DATA SHOWN Start Marker
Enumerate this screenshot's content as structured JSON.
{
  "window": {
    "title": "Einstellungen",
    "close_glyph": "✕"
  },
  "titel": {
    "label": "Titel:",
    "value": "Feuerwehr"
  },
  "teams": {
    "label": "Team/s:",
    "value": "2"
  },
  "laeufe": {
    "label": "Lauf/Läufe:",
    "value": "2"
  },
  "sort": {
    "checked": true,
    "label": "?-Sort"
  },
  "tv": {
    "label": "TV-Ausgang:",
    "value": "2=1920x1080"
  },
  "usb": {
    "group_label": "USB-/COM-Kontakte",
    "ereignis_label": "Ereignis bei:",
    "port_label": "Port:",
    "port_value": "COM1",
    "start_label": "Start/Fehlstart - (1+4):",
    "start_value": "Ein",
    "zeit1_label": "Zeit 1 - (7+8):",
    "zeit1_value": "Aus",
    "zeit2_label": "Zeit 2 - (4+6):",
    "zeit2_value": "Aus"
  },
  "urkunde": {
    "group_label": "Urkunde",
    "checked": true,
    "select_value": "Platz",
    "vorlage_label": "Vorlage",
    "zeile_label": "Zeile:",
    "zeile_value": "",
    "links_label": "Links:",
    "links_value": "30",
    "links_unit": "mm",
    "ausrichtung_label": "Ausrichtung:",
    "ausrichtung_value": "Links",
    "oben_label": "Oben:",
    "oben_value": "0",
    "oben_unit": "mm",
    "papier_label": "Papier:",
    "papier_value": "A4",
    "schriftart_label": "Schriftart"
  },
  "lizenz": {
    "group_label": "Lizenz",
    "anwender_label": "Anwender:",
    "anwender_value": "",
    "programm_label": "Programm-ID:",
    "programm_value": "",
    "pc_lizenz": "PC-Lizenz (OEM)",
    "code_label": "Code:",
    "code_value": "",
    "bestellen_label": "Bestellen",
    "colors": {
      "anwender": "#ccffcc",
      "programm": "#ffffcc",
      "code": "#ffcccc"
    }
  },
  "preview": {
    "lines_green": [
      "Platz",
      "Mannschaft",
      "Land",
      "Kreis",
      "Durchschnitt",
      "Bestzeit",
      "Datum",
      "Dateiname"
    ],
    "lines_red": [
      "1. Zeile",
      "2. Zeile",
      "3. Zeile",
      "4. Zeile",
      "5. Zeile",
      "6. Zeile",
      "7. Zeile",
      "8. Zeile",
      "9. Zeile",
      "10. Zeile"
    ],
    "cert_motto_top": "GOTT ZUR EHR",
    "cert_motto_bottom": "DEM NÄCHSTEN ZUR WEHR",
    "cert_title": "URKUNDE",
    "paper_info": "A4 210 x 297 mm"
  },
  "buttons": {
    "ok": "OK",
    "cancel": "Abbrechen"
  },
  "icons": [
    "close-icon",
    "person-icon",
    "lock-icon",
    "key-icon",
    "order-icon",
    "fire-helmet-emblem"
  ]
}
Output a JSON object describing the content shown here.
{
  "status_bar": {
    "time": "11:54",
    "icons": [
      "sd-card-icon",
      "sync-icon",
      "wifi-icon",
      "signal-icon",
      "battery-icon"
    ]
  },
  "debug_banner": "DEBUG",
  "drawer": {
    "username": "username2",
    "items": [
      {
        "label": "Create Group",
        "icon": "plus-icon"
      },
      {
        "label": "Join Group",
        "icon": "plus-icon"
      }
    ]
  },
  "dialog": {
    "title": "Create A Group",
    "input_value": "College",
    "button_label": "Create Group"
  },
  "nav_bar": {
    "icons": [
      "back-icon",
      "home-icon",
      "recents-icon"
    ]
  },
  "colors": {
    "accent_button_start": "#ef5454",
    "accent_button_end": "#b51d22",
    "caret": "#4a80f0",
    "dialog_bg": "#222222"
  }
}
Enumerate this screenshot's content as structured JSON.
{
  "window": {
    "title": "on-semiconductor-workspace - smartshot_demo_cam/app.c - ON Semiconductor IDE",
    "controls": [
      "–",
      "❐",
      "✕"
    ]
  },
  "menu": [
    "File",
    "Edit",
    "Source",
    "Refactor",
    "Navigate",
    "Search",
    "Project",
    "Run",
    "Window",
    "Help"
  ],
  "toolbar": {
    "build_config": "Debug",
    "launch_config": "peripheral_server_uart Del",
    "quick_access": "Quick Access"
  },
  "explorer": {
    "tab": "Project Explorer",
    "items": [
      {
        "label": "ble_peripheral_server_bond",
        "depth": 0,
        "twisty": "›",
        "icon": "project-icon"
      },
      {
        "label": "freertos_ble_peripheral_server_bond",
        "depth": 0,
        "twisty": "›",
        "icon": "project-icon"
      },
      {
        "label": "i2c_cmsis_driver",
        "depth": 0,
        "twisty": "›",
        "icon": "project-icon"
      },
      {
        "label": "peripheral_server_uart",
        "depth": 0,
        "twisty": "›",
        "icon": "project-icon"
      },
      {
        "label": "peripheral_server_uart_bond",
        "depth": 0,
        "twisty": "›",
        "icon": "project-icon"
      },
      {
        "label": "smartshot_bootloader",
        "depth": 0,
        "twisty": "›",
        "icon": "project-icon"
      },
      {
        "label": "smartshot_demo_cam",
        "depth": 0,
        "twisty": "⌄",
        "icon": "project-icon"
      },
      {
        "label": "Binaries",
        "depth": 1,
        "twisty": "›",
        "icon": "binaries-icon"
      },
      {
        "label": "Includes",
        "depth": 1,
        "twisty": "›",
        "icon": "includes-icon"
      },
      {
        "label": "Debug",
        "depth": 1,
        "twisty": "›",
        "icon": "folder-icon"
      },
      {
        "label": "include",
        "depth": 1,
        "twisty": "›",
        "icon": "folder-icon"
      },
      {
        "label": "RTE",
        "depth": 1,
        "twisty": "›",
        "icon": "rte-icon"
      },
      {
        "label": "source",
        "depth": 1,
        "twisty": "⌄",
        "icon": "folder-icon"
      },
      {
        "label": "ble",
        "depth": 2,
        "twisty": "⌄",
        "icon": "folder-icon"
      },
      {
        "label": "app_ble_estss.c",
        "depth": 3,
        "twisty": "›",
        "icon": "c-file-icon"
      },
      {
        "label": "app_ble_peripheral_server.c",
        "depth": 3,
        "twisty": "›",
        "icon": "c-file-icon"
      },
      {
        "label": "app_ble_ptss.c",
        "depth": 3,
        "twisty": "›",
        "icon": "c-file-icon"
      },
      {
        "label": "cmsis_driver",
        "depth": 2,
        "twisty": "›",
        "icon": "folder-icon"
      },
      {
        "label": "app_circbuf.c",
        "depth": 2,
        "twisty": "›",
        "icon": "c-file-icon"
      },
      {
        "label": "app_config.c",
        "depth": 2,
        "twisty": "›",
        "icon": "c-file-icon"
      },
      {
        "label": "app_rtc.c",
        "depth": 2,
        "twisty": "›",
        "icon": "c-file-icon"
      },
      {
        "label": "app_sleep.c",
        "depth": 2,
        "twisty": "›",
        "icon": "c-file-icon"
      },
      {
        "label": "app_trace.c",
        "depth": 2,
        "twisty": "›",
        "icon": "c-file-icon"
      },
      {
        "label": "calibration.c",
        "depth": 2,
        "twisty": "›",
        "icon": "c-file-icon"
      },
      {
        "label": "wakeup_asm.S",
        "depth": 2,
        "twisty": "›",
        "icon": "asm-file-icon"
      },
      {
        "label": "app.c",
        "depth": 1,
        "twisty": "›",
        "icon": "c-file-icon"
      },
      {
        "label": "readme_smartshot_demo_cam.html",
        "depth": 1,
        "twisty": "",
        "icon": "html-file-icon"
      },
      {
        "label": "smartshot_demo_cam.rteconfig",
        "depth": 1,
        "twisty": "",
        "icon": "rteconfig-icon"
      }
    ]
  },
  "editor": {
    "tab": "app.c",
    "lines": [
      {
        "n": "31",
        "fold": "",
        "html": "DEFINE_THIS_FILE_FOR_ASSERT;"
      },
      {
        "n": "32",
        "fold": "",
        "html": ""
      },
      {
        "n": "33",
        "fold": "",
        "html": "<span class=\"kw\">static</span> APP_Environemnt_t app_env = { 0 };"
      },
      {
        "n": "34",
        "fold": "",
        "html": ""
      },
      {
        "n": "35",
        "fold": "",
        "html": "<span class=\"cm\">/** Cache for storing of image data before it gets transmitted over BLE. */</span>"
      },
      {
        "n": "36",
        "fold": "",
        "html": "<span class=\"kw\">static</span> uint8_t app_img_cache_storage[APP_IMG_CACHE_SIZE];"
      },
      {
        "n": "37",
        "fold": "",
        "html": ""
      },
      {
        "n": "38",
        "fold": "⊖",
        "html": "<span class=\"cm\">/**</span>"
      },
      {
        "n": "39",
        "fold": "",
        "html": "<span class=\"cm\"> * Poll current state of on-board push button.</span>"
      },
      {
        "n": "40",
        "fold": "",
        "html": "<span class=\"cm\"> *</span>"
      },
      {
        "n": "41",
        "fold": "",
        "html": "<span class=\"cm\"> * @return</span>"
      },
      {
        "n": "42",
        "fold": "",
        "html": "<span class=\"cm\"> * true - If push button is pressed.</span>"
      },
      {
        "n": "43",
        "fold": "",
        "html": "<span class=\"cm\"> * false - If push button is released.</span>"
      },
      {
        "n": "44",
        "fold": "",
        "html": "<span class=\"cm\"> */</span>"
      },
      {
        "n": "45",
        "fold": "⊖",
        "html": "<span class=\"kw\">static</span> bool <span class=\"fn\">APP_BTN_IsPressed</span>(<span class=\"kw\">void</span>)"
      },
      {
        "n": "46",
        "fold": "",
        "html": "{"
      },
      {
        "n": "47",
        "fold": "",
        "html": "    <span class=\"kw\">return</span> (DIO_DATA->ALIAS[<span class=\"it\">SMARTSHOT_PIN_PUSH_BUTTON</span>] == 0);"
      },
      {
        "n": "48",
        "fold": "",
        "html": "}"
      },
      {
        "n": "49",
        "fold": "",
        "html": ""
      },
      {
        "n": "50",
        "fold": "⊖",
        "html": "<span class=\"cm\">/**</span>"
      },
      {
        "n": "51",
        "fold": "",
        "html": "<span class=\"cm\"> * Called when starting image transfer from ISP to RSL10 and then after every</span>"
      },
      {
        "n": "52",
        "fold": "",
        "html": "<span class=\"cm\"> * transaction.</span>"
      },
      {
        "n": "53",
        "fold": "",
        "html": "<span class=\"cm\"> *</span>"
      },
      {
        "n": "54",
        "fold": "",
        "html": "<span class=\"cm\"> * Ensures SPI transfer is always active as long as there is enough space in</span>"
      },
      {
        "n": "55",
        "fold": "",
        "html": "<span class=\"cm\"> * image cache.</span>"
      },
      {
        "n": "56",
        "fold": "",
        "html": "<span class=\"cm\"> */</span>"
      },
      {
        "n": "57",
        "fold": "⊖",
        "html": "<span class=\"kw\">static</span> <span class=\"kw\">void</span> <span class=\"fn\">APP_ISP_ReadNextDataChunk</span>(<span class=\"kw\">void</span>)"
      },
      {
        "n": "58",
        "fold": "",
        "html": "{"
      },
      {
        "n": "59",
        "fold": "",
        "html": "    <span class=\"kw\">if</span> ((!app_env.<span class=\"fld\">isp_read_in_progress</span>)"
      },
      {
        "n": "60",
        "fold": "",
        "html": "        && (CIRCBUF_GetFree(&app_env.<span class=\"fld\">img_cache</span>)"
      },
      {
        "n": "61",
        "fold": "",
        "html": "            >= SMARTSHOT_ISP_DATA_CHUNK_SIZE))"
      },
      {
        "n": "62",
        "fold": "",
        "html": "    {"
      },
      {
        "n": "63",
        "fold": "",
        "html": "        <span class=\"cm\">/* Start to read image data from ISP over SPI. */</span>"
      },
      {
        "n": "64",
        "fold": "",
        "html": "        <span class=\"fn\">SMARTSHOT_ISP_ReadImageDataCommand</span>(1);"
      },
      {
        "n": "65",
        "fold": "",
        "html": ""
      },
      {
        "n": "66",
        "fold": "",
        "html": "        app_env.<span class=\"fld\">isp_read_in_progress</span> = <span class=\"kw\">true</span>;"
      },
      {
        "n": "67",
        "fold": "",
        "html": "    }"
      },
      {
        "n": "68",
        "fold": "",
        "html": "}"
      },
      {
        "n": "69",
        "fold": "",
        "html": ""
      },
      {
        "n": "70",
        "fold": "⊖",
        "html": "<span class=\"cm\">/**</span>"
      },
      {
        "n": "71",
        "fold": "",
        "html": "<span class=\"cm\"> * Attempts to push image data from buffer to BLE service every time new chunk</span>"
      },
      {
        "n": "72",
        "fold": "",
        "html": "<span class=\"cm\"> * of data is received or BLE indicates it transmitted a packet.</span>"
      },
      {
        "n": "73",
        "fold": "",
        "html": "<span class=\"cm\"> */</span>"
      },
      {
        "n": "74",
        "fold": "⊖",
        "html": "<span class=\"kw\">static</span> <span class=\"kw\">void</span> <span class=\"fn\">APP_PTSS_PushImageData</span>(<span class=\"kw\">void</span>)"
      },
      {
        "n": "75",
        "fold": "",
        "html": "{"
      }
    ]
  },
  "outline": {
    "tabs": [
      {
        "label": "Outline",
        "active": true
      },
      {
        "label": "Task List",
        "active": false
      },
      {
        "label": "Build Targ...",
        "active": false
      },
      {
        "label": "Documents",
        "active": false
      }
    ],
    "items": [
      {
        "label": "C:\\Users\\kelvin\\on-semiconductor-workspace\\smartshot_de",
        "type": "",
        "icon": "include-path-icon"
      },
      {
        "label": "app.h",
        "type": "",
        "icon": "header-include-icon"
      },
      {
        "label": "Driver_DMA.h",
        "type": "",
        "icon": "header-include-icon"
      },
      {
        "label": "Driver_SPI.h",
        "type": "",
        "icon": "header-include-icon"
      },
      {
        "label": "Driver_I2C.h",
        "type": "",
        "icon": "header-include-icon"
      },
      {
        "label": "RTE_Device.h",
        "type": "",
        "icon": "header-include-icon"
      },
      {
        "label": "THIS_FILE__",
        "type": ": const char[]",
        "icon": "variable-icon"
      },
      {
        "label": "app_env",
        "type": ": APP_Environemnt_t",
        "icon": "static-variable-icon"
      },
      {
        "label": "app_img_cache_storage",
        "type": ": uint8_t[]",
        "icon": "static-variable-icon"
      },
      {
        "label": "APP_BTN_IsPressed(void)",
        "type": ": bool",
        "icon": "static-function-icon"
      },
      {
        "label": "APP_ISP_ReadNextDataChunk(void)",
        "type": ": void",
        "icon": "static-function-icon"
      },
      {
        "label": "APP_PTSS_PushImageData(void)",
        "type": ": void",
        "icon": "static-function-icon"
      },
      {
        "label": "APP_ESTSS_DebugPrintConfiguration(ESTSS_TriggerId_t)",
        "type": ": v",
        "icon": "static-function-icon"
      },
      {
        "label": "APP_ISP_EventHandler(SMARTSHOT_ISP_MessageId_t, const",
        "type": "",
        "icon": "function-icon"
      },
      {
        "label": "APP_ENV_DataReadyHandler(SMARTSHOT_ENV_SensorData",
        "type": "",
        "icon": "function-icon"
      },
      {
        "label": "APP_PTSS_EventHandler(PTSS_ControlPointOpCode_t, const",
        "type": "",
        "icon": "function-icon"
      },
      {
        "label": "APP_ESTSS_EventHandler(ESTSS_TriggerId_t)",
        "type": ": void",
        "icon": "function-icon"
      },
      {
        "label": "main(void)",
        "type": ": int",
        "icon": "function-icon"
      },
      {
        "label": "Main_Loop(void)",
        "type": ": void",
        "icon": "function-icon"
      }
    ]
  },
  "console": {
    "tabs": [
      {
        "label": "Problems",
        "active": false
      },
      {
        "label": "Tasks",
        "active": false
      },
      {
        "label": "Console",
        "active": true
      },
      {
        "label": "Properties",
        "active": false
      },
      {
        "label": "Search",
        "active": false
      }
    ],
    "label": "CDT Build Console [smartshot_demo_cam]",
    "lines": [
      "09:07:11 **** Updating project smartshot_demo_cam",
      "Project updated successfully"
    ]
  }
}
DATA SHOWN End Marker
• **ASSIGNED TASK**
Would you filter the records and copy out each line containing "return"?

• **SOLUTION TO THE EXERCISE**
        "html": "<span class=\"cm\"> * @return</span>"
        "html": "    <span class=\"kw\">return</span> (DIO_DATA->ALIAS[<span class=\"it\">SMARTSHOT_PIN_PUSH_BUTTON</span>] == 0);"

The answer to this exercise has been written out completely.